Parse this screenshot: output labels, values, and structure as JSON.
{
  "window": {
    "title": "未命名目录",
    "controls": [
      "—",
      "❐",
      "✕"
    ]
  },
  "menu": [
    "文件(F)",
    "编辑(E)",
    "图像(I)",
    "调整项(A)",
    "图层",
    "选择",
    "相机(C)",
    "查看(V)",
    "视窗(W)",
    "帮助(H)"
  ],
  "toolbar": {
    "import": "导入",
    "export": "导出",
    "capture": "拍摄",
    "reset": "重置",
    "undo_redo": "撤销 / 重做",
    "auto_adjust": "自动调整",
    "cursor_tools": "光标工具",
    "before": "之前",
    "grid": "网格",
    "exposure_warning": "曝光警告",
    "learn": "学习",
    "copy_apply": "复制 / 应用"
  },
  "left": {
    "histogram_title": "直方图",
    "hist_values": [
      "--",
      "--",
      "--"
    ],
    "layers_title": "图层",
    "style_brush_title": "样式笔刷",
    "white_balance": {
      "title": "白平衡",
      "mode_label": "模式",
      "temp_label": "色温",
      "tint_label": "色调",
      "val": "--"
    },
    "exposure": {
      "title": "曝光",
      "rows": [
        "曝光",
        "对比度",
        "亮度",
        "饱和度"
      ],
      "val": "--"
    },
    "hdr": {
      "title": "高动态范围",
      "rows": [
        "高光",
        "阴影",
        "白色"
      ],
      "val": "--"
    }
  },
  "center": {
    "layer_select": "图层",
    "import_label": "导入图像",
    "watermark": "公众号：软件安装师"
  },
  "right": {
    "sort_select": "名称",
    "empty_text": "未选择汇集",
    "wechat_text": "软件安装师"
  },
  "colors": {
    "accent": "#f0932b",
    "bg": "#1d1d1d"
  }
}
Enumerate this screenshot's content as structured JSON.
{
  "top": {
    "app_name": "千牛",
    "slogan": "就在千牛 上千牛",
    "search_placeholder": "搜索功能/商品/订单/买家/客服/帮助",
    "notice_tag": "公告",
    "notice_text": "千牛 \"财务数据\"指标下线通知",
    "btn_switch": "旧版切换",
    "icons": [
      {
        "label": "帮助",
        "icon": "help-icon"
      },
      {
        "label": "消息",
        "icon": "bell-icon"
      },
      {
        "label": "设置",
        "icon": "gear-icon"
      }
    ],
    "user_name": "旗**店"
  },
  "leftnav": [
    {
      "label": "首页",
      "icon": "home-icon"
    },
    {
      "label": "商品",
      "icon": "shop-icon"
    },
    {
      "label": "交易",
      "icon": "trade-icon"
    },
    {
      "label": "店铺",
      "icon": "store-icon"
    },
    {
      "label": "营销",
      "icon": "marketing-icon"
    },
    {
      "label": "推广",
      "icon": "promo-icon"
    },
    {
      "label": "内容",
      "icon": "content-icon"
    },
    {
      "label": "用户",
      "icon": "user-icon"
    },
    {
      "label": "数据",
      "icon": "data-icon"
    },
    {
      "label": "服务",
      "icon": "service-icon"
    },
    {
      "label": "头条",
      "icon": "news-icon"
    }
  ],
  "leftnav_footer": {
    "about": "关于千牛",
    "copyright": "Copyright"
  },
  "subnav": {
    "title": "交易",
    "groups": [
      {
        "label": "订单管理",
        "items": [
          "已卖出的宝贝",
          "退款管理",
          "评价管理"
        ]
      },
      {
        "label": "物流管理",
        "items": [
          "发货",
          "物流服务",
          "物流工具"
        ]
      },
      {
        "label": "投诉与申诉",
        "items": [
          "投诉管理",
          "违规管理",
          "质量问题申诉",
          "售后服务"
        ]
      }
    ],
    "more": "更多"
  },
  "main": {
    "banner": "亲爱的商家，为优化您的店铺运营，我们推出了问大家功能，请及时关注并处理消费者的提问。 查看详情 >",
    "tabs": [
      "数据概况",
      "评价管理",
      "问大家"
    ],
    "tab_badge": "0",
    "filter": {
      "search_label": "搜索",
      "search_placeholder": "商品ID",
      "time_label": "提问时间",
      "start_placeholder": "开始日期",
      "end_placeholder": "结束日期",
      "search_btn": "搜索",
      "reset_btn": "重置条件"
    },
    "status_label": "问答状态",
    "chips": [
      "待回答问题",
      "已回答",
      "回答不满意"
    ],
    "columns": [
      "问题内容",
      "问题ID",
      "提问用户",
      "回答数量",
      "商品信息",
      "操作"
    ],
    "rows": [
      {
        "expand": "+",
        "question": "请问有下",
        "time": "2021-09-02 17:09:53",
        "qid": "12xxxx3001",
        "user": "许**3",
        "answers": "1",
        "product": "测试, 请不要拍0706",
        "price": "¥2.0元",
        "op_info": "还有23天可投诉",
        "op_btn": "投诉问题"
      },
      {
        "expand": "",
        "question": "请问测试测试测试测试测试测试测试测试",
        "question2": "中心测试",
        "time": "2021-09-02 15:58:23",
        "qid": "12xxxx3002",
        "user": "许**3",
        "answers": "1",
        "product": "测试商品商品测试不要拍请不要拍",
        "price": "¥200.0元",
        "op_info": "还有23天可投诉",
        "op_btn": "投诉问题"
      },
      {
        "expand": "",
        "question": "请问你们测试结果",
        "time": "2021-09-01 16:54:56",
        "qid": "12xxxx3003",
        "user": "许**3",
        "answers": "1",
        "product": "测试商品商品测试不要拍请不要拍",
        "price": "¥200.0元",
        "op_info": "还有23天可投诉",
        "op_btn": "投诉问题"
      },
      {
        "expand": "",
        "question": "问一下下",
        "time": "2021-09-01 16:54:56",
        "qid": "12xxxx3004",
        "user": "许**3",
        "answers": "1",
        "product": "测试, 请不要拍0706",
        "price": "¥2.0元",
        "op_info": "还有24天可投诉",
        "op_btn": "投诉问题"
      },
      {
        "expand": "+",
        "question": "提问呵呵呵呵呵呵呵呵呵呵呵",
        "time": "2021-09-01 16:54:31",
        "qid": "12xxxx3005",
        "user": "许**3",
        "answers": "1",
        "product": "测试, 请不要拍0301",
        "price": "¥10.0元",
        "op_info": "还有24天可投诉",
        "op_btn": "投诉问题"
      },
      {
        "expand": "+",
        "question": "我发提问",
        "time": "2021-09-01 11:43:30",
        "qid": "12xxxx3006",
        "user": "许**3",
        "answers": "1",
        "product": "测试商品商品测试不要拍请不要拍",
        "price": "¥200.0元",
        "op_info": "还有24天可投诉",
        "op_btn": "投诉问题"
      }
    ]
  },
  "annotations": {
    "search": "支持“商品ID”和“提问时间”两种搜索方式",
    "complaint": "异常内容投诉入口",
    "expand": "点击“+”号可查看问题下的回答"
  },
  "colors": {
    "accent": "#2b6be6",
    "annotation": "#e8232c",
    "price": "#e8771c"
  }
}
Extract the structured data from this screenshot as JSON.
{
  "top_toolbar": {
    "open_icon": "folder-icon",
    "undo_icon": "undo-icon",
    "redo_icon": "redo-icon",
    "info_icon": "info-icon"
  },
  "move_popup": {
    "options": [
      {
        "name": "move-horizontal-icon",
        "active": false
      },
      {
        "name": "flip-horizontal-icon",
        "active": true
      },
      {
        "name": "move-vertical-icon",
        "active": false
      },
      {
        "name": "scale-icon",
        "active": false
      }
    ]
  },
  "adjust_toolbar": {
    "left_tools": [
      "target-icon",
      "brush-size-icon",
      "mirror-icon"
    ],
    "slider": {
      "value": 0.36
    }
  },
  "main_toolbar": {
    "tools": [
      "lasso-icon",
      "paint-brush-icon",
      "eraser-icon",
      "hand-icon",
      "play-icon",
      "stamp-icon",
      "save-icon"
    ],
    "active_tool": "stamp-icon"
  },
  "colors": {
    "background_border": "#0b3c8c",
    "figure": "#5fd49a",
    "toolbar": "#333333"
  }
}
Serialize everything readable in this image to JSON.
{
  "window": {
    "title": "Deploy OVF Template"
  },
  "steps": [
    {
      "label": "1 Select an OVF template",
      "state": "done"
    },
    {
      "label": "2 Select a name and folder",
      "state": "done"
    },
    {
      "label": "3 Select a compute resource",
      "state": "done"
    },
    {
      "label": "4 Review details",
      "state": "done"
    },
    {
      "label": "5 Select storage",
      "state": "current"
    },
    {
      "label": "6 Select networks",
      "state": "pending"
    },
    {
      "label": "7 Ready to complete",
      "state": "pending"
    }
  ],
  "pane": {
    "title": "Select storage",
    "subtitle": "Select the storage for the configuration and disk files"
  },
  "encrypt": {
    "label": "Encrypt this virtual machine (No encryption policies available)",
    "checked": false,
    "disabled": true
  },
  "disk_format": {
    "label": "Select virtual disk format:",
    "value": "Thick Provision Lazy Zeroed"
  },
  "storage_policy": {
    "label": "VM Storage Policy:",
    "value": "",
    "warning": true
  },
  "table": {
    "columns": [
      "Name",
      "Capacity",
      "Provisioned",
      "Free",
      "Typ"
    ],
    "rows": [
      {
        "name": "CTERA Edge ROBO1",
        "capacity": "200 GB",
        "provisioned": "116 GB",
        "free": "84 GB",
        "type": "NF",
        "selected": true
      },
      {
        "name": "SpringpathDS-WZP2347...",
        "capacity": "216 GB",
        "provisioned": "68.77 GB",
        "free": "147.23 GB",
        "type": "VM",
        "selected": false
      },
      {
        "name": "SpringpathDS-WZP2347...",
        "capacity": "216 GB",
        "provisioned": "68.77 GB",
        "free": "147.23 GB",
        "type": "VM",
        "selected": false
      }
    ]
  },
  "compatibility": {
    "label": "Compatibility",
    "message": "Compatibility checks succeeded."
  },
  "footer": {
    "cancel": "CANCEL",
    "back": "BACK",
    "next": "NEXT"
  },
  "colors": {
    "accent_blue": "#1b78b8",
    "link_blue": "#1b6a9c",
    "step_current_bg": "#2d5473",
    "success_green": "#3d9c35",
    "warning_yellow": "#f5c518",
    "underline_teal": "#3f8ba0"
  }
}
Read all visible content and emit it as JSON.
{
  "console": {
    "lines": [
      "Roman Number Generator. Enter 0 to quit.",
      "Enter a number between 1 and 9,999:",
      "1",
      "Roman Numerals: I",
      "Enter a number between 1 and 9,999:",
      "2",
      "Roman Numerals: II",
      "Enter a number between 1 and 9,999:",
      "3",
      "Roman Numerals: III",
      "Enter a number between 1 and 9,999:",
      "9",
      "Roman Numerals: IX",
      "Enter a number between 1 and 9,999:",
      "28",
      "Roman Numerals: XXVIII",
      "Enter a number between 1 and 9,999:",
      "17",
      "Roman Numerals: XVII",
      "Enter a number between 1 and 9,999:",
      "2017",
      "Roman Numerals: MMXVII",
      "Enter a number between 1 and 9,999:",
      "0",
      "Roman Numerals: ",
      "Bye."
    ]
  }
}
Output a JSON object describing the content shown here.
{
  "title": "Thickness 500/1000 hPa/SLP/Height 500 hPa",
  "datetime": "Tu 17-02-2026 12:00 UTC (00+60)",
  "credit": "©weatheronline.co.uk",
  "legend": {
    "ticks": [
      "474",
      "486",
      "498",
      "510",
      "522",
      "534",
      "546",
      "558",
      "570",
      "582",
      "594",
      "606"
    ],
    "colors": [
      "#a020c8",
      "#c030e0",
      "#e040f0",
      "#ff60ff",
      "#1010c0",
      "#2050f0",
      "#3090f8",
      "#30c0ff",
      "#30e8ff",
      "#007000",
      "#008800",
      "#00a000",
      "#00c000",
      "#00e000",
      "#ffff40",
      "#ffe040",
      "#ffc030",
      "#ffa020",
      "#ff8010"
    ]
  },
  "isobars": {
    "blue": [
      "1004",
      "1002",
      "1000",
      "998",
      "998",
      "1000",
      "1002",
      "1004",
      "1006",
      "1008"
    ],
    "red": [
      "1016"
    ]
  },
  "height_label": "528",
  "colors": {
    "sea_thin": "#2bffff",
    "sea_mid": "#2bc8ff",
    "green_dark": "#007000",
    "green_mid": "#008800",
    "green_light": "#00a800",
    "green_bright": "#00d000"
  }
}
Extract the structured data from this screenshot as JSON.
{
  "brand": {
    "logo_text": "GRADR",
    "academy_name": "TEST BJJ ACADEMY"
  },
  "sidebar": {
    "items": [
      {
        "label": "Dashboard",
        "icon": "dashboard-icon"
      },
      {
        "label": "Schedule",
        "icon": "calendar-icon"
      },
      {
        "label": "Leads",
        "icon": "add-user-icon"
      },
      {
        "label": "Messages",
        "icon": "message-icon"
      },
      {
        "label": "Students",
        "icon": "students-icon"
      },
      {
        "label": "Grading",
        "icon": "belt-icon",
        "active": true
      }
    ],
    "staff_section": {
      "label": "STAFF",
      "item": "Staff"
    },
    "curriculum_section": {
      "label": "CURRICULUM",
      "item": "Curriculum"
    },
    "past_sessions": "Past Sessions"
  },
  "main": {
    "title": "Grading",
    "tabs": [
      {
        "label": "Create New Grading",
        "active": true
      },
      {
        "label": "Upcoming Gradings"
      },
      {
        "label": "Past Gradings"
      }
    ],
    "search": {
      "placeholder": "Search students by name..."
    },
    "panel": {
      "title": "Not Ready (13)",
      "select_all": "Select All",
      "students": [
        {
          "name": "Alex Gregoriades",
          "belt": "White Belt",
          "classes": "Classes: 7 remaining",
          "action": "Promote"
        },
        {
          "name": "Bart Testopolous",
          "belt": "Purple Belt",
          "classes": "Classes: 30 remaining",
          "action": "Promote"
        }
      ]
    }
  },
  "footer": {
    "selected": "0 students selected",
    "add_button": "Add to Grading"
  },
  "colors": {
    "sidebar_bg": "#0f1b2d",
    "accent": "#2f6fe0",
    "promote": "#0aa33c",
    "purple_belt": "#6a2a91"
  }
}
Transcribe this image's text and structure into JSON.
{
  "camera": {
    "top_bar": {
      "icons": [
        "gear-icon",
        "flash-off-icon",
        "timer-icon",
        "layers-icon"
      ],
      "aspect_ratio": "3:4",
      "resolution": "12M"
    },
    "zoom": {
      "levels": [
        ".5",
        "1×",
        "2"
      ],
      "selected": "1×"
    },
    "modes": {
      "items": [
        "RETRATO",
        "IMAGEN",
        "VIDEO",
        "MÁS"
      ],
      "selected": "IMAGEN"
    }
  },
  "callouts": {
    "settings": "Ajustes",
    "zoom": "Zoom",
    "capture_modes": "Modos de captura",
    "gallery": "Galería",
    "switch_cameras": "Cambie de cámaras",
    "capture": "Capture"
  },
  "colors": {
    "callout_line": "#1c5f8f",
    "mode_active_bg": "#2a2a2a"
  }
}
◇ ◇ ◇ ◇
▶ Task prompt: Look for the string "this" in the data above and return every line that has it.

▶ Solution:
Parse this screenshot: output labels, values, and structure as JSON.
Enumerate this screenshot's content as structured JSON.
Extract the structured data from this screenshot as JSON.
Serialize everything readable in this image to JSON.
    "label": "Encrypt this virtual machine (No encryption policies available)",
Extract the structured data from this screenshot as JSON.
Transcribe this image's text and structure into JSON.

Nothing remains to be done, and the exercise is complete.